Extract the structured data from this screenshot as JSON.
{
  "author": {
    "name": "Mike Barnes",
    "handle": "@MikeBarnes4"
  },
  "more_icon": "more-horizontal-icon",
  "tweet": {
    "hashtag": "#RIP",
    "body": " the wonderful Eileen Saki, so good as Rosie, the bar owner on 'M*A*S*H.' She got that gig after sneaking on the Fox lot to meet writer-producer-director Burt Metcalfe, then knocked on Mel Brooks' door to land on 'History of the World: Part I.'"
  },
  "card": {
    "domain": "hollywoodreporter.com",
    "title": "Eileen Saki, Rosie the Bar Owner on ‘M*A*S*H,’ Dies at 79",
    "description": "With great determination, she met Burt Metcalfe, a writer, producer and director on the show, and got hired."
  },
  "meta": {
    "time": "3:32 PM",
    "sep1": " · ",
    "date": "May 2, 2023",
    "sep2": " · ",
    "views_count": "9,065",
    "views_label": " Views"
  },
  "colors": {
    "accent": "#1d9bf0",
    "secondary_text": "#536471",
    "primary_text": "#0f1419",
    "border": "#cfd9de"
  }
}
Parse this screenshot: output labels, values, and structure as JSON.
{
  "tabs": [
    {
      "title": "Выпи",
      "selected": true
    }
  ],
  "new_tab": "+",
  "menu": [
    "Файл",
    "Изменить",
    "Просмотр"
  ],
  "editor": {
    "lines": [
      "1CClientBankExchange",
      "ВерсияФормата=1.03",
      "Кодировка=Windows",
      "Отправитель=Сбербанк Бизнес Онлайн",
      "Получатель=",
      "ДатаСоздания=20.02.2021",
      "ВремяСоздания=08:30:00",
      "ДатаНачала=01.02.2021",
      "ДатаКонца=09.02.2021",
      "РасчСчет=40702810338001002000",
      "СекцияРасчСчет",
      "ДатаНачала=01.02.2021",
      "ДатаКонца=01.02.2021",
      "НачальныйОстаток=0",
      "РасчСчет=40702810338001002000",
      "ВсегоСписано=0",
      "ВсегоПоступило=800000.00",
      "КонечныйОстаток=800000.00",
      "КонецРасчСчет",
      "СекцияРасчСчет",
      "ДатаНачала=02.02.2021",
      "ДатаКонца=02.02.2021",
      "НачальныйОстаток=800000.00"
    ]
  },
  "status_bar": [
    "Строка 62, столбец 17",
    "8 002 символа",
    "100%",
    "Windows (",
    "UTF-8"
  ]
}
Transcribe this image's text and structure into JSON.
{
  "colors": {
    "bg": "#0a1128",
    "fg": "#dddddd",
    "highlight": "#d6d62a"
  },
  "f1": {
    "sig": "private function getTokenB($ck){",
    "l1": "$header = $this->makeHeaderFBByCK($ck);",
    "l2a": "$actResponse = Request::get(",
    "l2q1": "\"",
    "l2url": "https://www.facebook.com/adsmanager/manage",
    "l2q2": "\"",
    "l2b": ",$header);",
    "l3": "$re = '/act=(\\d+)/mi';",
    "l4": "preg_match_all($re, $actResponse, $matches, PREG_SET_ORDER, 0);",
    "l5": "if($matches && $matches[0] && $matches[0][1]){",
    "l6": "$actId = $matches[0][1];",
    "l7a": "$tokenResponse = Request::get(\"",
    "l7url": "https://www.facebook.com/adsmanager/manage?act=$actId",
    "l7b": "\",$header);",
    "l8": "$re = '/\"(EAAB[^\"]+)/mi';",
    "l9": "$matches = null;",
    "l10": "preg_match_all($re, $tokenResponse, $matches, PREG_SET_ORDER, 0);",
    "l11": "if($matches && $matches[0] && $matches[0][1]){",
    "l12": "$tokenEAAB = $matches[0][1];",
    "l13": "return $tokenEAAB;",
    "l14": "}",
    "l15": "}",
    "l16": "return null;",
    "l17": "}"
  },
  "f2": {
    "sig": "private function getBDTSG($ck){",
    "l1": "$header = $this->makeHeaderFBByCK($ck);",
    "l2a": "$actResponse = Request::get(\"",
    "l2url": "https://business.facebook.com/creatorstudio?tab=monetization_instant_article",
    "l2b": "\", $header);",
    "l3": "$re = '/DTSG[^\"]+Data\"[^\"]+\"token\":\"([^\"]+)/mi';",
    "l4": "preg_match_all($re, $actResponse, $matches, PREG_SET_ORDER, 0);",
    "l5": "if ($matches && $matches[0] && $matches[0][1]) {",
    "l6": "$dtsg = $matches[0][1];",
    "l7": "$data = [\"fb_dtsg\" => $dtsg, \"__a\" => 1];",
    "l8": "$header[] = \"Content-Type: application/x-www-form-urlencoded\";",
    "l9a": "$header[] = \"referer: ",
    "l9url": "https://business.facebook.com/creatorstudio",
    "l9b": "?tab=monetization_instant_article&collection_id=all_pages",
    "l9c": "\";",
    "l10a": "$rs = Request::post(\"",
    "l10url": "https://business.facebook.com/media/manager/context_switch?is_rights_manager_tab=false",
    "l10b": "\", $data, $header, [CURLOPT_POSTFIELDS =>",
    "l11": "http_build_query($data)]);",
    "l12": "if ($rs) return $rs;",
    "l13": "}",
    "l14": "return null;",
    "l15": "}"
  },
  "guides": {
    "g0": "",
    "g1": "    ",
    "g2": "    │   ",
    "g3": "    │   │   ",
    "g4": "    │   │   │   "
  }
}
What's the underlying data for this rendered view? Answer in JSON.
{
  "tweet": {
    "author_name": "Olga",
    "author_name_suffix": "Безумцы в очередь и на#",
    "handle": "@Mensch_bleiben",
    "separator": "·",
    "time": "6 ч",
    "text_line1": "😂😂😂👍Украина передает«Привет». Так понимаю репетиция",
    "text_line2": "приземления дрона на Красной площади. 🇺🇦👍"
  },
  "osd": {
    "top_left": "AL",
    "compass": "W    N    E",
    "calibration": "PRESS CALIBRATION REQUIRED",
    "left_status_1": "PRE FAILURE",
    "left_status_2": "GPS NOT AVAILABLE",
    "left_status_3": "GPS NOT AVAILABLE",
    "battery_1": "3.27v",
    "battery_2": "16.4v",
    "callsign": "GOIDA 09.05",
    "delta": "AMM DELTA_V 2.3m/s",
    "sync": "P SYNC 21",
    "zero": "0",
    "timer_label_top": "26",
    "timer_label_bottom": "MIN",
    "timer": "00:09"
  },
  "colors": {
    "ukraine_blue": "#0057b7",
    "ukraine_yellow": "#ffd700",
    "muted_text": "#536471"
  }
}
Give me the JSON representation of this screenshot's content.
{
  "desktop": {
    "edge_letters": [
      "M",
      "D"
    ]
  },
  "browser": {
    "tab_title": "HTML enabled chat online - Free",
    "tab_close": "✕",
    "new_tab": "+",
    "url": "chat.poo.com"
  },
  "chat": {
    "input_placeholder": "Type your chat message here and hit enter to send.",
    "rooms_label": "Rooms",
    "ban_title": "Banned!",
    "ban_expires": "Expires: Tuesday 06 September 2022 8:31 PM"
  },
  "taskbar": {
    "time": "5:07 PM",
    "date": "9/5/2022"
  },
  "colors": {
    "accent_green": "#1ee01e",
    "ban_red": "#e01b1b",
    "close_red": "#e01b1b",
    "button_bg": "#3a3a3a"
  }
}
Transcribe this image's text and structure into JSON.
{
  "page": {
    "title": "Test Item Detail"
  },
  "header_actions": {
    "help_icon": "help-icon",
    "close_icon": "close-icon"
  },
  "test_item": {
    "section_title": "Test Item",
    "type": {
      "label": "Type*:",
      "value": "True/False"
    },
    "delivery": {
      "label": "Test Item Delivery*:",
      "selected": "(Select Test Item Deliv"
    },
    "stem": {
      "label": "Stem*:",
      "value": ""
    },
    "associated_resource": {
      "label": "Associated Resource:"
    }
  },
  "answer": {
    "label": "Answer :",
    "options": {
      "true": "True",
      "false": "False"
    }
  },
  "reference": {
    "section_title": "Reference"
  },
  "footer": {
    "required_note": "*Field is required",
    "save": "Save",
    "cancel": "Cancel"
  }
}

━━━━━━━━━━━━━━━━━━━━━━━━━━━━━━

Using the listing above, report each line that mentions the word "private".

    "sig": "private function getTokenB($ck){",
    "sig": "private function getBDTSG($ck){",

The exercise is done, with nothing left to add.